When we left off last time, we were looking at the joy and wonder of investing in mutual funds. For most people, this is about as far as they need to go in building up an investment pyramid. It might be a flat-topped pyramid if you are following my little diagram below, but there's nothing wrong with that. But, if want to keep building up your pyramid, the next step is to look into individual stocks:
I like to call these 'concentrated investments' because they aren't diversified (and I'm a chemistry dork, so I think in terms of concentrated and dilute). This can be a good thing; if your investment goes up, you'll make much greater profit by holding a single stock than owning it as part of a diverse mutual fund. The flip side, of course, is that if the stock goes down, or if the company goes bankrupt, you'll be take a much greater loss holding the stock directly compared to having hundreds of stocks in a mutual fund.

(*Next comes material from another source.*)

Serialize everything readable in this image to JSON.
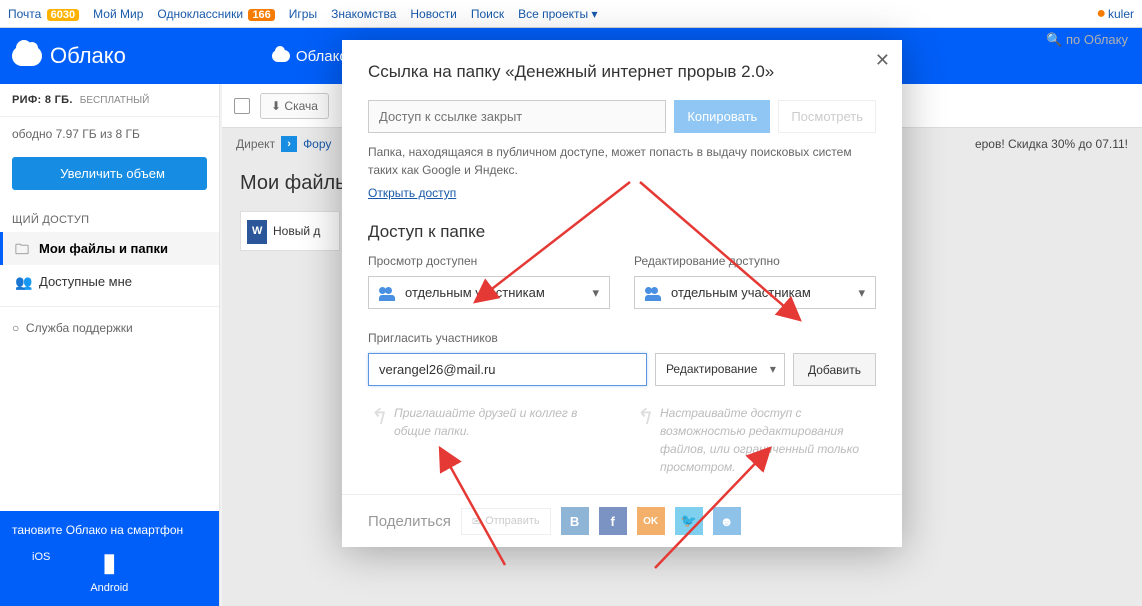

Try to limit how much money you put into stocks; it's easier, much easier, to lose all the money invested in individual stocks than it is to lose the money that's in mutual funds. Start with a small portion of your portfolio in stocks (10% to begin with), and then, as you gain experience, you can expand that amount upwards, should you desire. If you're going to invest directly in stocks and bonds, be sure to keep a few things in mind:
1) Be sure to do lots of research - individual stocks and bonds require a lot more attention than mutual funds (especially if you stick with index funds). If you invest in individual stocks, you need to closely watch the company in which you are investing, or you might end up holding another Lehman Brothers as it takes down a large portion of your portfolio. If you aren't willing or able to look over your stocks weekly, investing a significant amount of time studying the companies in which you are investing, you simply will not do well.
2) Learn to read financial statements - in the same vein, understanding how to read the numerous financial filings that companies need to make with the Securities and Exchange Commission (SEC) is important when you want to invest in individual companies. Being able to read and understand a 10-Q or 10-K form (to say nothing of knowing what they are) is vital for investing in individual companies. If you haven't learned how to read financial statement, the SEC can show you the way.
3) Consider your asset allocation - if you're investing in American, large company stocks ('blue chips', as they are frequently called), you should probably cut back on the US stock funds you hold. That way, you'll remain diversified, even as you expand your holdings into individual stocks.
4) Know your risk tolerance - investing in securities can be a harrowing experience; stocks go up and down daily, sometimes for fundamental reasons (the company itself is doing well or doing poorly) and sometimes for emotional reasons (stocks are bought and sold by people, and people react emotionally). As a result, there will be movements in the stock price, sometimes dramatic, and there could be times when it seems like the company might go under. If you aren't prepared for this, if you haven't thoroughly studied the stock and have the stomach to face harrowing drops in the stock price, you're going to be much better off investing in safe index funds and letting your investments ride.
5) Be sure to buy and hold - investing is all about the long term; it's about where you end up, not what happens along the way. Buy stocks with the idea of keeping them for the long term. You can invest for capital growth or for dividend payments (or both), but look toward the long term. Trading weekly, or even daily, will drive up your commissions with your brokerage firm but will be very unlikely to lead to higher profits for you.
6) Tune out the noise - one of the biggest obstacles to simply buying and holding is the sheer amount of chatter you will encounter, whether on TV, in newspapers, or online. Learn to tune it out; finding, buying, and holding quality stocks for the long term is the best way to make money from individual stocks. At best, shows on CNBC or online stock pickers can be sources of ideas as to where to begin your investing, but you shouldn't buy or sell without doing hours of your own research.
7) Consider sector-specific funds - finally, if you're looking to get more exposure to a particular subsection of the economy, there are ways to get it without buying individual stocks. A mutual fund (or ETF) that invests in a particular sector of the economy can give you a way to invest in financial stocks, for example, without having to invest in individual stocks. These sector-specific fund give you a greater margin of safety, while still letting you participate in the weakness or strength of a particular part of the greater economy.
Following these rules should help you to expand your holdings beyond mutual funds. If you still need more excitement in your investing life, though, you can always look into speculation. And by sheer coincidence, that's the subject of tomorrow's blog article!